++++ The input ++++
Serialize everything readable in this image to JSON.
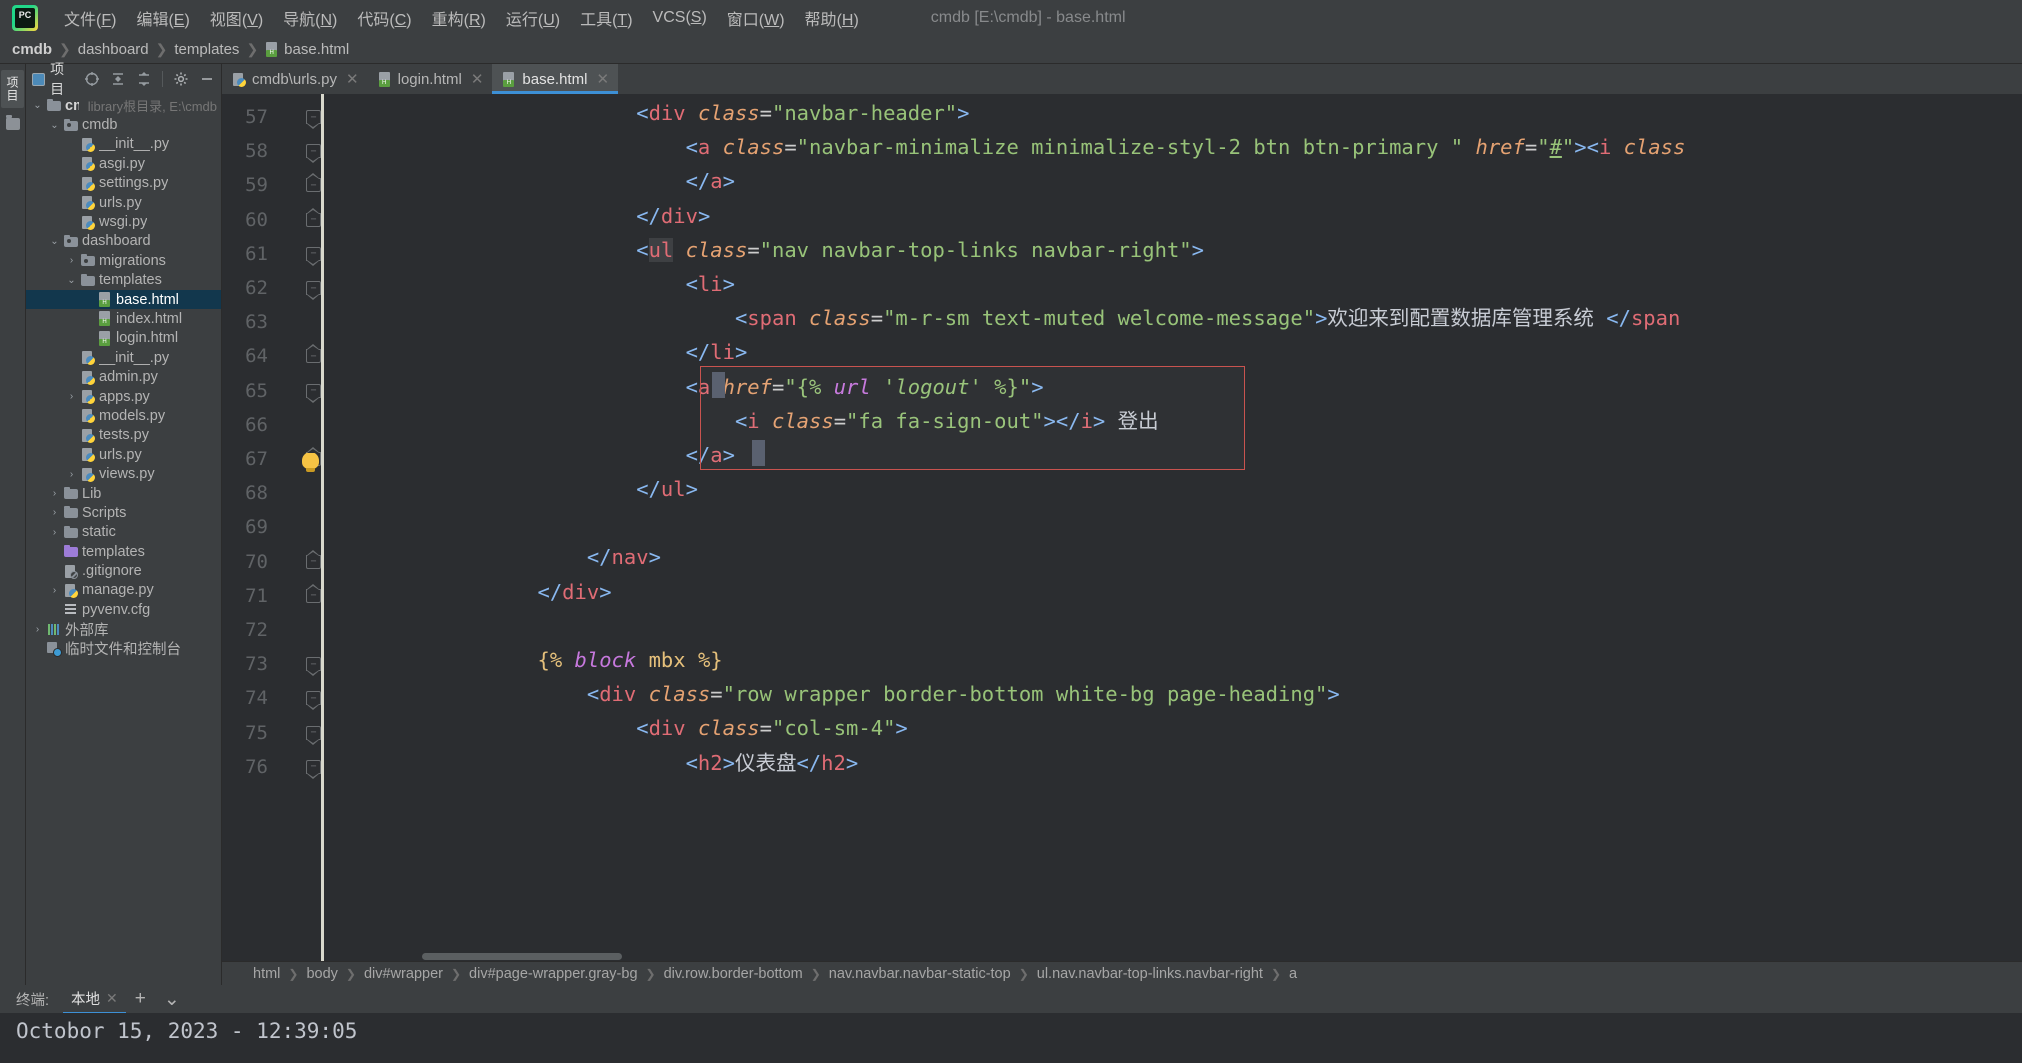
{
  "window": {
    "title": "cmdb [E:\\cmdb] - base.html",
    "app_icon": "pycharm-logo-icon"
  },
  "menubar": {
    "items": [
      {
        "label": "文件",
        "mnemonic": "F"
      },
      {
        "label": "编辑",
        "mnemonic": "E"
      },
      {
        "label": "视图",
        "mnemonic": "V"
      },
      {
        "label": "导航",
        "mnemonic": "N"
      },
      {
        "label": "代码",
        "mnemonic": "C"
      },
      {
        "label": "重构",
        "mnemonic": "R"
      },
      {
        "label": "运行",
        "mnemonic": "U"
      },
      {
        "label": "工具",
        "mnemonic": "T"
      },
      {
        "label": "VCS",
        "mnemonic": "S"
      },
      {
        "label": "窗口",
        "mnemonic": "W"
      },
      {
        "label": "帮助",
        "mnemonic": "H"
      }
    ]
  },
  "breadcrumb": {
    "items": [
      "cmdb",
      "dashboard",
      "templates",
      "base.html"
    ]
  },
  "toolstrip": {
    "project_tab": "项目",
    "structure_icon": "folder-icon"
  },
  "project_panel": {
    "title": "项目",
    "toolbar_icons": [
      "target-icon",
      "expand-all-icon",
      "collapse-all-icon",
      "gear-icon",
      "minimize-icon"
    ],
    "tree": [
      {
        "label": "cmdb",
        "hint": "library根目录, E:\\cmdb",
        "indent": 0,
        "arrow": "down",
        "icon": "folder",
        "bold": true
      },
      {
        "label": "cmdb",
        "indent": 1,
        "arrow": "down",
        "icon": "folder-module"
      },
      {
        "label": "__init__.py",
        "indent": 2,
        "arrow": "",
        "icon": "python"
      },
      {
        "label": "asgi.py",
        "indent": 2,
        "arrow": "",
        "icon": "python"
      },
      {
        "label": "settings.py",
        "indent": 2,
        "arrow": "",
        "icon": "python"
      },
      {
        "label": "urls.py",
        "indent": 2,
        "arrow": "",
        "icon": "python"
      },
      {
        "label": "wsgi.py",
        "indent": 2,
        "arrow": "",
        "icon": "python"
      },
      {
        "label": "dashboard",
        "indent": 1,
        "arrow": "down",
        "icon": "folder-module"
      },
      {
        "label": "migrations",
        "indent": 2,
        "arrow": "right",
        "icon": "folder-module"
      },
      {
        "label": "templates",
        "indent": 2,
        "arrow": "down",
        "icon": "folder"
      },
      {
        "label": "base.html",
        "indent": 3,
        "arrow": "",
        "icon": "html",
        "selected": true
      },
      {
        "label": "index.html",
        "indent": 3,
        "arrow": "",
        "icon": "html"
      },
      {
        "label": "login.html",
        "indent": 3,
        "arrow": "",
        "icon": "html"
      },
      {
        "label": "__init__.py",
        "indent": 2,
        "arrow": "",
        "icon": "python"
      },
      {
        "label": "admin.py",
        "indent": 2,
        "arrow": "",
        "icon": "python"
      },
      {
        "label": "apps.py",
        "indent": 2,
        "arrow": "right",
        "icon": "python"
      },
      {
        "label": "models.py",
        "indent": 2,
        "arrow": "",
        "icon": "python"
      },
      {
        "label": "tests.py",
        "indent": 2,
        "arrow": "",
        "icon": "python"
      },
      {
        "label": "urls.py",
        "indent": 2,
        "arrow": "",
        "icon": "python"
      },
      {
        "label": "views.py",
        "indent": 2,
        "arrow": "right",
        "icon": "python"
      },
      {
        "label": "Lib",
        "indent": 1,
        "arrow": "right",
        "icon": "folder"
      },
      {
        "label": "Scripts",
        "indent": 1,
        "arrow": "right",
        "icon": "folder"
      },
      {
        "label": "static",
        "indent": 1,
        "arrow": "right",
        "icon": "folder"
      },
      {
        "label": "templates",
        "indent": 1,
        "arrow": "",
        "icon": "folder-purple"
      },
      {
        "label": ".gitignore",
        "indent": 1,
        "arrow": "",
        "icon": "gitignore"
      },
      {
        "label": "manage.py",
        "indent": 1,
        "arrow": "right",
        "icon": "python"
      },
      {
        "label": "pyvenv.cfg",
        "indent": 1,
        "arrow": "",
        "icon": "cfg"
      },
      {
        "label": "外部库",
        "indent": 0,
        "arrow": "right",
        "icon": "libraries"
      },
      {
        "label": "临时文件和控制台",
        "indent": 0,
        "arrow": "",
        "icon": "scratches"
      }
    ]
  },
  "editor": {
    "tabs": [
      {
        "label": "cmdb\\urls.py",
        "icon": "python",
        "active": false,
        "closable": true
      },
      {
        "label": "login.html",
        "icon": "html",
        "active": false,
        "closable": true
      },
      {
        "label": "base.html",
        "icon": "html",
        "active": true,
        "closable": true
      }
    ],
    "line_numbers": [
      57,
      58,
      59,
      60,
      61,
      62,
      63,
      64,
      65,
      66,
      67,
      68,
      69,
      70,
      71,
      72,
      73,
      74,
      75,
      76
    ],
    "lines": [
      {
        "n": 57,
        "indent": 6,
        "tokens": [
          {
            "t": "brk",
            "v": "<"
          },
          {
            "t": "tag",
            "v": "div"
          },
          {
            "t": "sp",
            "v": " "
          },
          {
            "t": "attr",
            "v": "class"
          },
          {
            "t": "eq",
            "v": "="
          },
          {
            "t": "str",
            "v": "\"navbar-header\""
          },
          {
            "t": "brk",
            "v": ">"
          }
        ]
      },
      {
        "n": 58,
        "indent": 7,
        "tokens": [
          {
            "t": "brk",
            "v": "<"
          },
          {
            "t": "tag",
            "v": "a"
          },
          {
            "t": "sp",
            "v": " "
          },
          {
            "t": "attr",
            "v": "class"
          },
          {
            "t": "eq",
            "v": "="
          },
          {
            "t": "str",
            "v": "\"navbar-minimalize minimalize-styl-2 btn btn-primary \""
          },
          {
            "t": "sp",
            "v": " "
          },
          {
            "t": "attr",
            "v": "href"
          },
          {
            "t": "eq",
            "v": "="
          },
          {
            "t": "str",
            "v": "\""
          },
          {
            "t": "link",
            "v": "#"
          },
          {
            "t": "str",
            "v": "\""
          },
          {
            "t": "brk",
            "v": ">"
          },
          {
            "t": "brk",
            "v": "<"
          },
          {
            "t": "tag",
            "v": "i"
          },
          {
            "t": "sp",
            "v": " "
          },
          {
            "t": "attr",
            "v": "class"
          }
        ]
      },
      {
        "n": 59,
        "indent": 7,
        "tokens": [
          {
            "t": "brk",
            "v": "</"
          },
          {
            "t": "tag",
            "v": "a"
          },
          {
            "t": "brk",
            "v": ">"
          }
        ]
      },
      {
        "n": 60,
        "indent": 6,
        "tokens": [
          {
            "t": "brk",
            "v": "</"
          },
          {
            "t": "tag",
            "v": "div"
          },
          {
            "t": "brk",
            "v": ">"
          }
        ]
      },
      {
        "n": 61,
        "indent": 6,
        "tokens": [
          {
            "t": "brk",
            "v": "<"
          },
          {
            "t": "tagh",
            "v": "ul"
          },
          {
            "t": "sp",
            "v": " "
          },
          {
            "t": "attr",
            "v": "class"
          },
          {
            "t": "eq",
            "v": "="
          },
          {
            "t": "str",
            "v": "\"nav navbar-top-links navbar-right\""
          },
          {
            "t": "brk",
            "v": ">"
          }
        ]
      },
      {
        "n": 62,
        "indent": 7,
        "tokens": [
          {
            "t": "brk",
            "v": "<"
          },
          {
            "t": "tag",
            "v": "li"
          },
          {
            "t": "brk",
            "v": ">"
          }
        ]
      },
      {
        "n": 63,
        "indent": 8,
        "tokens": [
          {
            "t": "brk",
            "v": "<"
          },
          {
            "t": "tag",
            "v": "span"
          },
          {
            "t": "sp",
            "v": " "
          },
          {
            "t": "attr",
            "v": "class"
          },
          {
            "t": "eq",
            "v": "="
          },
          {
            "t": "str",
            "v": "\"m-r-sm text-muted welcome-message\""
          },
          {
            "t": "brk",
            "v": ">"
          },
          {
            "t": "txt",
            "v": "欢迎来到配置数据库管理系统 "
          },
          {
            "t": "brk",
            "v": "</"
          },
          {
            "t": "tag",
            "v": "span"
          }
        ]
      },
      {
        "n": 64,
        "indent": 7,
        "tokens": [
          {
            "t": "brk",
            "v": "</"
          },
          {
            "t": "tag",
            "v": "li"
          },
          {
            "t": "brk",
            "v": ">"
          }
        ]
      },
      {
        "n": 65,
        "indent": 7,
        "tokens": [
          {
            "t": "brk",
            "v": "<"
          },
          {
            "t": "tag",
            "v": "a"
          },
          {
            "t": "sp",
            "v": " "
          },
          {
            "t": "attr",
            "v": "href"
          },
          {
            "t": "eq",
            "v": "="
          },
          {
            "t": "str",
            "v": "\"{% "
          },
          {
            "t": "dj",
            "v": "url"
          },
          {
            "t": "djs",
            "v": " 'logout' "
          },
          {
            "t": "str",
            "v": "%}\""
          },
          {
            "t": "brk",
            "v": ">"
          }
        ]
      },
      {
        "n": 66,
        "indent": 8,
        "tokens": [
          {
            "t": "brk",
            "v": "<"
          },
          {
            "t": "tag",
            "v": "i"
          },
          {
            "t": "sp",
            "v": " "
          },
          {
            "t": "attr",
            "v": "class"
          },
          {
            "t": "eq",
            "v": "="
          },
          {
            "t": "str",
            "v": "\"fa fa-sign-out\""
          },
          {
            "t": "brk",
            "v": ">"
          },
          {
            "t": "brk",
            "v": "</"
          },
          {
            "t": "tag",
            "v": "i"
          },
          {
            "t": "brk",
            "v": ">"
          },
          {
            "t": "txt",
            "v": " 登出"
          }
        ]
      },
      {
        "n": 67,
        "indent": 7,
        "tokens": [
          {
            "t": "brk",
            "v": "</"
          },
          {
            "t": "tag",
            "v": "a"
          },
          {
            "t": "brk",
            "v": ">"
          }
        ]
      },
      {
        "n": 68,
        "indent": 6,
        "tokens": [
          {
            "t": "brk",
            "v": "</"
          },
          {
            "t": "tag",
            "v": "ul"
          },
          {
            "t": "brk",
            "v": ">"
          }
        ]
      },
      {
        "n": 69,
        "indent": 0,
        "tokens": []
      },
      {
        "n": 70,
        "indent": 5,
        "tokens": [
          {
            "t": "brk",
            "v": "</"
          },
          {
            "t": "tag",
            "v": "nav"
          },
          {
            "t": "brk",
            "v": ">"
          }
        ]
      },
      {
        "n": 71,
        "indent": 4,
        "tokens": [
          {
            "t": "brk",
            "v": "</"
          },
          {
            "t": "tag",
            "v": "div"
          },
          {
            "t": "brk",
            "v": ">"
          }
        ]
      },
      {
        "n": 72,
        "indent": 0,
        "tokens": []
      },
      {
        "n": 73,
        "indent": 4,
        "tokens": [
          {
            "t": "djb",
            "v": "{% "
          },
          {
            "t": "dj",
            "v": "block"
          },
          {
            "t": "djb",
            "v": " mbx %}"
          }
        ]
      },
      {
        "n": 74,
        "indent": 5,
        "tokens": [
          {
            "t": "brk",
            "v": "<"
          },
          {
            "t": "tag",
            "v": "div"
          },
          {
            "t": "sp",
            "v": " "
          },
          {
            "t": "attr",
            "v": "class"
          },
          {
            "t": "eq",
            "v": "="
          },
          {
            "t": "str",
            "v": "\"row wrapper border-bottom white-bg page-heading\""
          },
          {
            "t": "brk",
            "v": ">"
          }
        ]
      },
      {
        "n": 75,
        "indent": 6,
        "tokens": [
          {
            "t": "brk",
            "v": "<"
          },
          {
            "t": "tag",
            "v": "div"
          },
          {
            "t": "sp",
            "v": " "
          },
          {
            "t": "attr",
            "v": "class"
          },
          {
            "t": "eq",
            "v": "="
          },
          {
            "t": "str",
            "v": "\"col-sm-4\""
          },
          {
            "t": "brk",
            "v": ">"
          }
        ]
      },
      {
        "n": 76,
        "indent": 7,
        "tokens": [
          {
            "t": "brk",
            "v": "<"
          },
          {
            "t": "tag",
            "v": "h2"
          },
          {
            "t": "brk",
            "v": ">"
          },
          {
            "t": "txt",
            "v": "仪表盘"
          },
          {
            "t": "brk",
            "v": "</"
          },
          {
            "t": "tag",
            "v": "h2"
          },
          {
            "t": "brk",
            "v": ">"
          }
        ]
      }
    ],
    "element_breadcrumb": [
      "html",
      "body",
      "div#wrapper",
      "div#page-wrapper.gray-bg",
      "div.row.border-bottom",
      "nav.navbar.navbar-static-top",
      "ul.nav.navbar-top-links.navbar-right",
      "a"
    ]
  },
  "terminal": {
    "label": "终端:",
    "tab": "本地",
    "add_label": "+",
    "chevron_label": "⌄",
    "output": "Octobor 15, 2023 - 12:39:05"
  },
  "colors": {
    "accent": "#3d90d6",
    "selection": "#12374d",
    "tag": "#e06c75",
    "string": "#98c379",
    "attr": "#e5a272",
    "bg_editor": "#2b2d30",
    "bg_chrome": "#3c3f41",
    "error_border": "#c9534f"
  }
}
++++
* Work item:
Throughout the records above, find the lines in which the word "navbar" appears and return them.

* Result of this exercise:
            "v": "\"navbar-header\""
            "v": "\"navbar-minimalize minimalize-styl-2 btn btn-primary \""
            "v": "\"nav navbar-top-links navbar-right\""
      "nav.navbar.navbar-static-top",
      "ul.nav.navbar-top-links.navbar-right",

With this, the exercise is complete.